- Stored records -
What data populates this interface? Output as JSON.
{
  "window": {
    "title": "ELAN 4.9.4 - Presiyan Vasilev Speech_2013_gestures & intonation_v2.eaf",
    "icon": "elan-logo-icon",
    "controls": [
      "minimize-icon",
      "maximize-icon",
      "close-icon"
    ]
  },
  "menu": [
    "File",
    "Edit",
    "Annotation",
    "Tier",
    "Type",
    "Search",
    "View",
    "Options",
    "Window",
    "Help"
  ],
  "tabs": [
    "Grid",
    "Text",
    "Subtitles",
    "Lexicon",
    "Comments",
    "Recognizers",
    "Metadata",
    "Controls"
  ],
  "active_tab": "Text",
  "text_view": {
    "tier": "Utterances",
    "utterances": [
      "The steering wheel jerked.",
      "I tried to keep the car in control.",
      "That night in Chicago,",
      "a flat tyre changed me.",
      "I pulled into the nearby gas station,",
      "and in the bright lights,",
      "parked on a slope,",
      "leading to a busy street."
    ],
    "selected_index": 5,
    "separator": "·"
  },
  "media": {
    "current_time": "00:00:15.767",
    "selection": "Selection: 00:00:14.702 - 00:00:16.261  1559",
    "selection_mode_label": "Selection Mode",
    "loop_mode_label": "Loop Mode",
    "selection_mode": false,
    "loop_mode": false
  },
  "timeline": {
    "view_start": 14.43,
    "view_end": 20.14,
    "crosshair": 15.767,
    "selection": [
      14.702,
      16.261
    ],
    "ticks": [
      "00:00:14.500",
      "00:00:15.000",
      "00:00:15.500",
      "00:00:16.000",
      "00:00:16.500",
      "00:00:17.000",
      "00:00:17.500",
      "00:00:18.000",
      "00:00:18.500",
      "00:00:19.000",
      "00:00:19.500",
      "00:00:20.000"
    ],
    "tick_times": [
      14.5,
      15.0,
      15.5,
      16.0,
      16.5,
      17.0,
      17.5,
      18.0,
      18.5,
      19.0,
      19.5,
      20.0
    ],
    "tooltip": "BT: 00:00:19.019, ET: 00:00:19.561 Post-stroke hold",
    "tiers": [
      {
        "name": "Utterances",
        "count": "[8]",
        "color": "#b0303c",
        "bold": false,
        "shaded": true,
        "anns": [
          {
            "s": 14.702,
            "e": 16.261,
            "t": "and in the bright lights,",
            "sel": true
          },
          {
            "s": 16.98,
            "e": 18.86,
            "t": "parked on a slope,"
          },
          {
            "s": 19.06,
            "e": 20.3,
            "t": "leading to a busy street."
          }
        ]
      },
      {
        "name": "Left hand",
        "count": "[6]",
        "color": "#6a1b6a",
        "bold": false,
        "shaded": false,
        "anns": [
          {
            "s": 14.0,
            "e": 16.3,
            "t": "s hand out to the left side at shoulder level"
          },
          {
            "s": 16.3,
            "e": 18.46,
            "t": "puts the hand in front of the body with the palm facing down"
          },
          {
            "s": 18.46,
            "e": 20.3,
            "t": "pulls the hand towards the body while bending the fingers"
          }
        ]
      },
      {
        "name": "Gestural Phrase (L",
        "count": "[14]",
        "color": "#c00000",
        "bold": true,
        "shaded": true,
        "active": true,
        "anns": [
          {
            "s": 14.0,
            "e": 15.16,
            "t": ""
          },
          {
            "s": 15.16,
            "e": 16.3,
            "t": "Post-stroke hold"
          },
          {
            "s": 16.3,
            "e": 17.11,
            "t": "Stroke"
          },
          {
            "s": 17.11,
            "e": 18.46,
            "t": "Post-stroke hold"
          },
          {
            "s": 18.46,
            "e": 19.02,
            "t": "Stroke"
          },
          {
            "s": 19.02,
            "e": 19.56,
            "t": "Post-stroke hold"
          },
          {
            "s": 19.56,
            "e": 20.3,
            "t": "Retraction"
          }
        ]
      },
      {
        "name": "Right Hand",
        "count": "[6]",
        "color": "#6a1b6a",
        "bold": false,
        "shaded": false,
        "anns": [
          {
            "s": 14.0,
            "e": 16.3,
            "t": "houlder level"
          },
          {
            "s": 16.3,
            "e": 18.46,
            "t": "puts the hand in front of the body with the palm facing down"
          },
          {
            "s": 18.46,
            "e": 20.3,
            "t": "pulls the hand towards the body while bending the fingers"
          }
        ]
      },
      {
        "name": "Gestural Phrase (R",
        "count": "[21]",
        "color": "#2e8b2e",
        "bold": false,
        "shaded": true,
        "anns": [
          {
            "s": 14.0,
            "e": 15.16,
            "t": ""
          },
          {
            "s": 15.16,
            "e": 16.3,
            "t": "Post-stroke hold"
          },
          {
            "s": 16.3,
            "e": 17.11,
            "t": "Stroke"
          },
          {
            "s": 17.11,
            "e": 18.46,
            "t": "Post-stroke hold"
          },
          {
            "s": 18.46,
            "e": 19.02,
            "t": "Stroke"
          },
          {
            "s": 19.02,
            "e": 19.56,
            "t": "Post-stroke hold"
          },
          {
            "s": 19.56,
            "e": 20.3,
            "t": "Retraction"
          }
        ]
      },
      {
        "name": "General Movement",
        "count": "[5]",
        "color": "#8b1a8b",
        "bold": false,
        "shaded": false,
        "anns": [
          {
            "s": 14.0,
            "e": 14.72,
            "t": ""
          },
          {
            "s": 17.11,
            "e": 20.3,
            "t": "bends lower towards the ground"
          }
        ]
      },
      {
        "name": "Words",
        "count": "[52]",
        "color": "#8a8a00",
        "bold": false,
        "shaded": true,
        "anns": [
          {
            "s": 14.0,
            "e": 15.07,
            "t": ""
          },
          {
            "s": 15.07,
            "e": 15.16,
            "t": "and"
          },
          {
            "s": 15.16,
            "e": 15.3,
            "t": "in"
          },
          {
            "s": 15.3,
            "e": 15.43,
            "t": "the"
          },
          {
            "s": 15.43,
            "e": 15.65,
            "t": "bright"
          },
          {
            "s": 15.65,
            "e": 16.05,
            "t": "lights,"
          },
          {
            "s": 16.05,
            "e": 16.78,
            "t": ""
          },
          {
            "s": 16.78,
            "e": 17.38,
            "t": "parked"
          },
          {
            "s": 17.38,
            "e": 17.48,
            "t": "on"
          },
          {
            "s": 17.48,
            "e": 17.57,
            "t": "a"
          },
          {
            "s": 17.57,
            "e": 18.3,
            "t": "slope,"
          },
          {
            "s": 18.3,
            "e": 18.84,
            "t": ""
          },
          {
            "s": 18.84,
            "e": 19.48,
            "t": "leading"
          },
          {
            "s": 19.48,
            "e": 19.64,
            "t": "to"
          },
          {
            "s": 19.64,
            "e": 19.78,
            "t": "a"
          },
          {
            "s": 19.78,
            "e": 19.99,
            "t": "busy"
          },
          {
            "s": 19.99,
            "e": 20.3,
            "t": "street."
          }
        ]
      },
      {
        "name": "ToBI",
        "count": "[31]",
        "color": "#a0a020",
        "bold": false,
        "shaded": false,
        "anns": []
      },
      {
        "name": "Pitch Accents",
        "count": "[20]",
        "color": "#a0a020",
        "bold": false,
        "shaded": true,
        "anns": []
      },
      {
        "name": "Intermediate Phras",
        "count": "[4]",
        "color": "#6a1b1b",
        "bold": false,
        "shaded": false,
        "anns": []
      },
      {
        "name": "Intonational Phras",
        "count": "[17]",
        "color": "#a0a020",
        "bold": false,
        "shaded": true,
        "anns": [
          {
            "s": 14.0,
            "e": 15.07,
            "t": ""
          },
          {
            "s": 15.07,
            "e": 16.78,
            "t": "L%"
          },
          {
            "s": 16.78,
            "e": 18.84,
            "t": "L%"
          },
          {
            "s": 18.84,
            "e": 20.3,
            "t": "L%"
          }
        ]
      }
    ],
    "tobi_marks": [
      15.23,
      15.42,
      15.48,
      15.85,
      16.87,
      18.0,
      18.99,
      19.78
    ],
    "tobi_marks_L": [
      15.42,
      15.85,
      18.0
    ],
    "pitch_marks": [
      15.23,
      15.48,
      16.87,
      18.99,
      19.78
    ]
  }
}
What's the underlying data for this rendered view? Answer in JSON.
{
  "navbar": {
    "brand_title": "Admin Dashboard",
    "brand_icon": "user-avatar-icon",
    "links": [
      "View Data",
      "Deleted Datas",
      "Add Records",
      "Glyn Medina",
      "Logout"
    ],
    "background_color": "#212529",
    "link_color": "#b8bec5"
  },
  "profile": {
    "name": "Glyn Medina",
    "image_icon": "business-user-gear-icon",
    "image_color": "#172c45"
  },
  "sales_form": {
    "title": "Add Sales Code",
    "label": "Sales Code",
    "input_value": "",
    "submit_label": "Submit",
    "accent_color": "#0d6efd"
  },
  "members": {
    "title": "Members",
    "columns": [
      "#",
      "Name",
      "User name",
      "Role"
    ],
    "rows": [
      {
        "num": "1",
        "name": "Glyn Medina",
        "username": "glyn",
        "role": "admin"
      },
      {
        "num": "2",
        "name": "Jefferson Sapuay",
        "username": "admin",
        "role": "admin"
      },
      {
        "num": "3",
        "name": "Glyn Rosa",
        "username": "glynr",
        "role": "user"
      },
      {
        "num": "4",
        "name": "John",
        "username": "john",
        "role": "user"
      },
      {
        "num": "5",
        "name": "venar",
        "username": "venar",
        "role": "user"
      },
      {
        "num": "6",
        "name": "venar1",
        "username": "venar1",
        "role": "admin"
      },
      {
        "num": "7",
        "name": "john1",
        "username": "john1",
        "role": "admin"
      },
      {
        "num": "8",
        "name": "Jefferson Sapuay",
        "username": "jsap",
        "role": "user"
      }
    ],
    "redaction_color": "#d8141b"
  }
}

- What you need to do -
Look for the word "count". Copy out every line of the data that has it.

- Output for this exercise -
        "count": "[8]",
        "count": "[6]",
        "count": "[14]",
        "count": "[6]",
        "count": "[21]",
        "count": "[5]",
        "count": "[52]",
        "count": "[31]",
        "count": "[20]",
        "count": "[4]",
        "count": "[17]",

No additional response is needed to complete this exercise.